– Sage Ahrens-Nichols
Photo: Flickr

Partners in Food Solutions
One of the most common topics that arise when discussing world hunger and food insecurity is that there are actually more than enough resources to feed all of the people of the world.

The problem isn’t that there is not enough food for everyone, but rather that there is not an efficient way of distributing it. Or, oftentimes, on-location farms do not have the resources to grow enough food for the people in the area who need it.

Partners in Food Solutions (PFS) is a nonprofit organization that works to connect big food companies (such as General Mills, Cargill, Royal DSM and Bühler) with smaller food processors in the developing world to reduce food insecurity.
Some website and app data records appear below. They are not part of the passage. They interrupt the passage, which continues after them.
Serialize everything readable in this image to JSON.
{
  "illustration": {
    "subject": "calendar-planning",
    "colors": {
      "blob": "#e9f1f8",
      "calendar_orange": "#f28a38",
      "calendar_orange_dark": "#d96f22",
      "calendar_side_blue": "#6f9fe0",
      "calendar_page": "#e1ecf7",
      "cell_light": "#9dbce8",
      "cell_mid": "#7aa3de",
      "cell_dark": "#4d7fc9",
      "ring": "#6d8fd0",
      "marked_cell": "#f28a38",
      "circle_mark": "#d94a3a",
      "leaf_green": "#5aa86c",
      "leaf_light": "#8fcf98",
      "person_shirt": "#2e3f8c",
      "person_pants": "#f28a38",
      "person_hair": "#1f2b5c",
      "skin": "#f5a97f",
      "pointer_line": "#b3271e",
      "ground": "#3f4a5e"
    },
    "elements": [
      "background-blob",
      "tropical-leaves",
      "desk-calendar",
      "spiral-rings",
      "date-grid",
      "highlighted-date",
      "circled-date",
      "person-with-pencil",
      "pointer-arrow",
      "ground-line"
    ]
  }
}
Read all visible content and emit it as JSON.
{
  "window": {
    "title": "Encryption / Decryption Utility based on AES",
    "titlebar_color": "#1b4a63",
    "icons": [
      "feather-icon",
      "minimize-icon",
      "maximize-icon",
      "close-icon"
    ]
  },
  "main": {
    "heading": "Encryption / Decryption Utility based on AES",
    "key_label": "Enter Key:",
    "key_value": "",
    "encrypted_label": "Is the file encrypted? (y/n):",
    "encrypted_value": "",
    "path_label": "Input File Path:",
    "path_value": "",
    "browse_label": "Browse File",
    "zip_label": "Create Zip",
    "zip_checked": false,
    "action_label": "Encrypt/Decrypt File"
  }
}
These large, experienced companies are able to provide small and growing businesses (SGBs) with information on how to increase productivity, improve quality and create all-around safer and more nutrient-rich food for surrounding populations.

In addition, PFS and its partners also help African food companies to develop business and finance skills and make areas such as distribution and packaging as efficient as possible. By supplying technological resources and training, there can be a consistent and reliable sharing of knowledge to help companies keep growing.

Jeff Dykstra, the CEO of PFS, says that “food insecurity in Africa has been often addressed in a reactionary way, and the opportunity that’s there now is to address it in a proactive way.”

At its heart, the organization just wants to create a more efficient and valuable food chain. One of its strengths is that it recognizes the importance of partnerships.

PFS is funded by corporations and private donors and also supported by a devoted base of volunteers. USAID TechnoServe is a PFS partner involved with implementing programs and strategies on the ground in Africa. So, while PFS manages volunteers and designs programs, Technoserve implements the relationships with SGBs.

By working with TechnoServe, PFS is able to evaluate which food companies are the most in need of help and look to be the most successful. The partnership has grown to assist over 700 SGBs in Ethiopia, Kenya, Malawi, Tanzania and Zambia.

Almost 829,000 local farm holders were impacted through projects that are designed to bring expertise to small African food companies. Kykstra said that the money is generating a return into local economies at double the rate of taxpayer investment.

These partnerships are valuable and effective in the fight against global food insecurity. As President Obama himself said on a July 28 visit to the Faffa Food Share Company in Ethiopia, “Having strong corporate partners alongside local businesses can really make a big difference.”

Faffa Food Share is a client of PFS, and also the primary supplier of food for children over 6 months old in the country.

Although the chain of technologies, innovations and partnerships involved in the PFS organization is complicated, the core idea is simple.

The organization’s goal is to help small farms bring their crops to local marketplaces, making them sustainable contributors to their economies, cutting back on unnecessary food transportation expenses and helping entire countries to become self-sufficient when it comes to food.

All of this can be done by sharing knowledge and resources already available to the first world. Stephen Tanda, the managing board member of Royal DSM, calls PFS “the missing link in connecting the need to address malnutrition on the ground and working with companies in Africa to make these safe and high-quality nutritious foods that benefit the local population.”

Partners in Food Solutions is a great example of a lot of moving parts, of all different sizes and spheres of influence, working together to make a better world.

Emily Dieckman

Sources: General Mills, Partners in Food Solutions, YouTube 1, YouTube 2
Photo: Flickr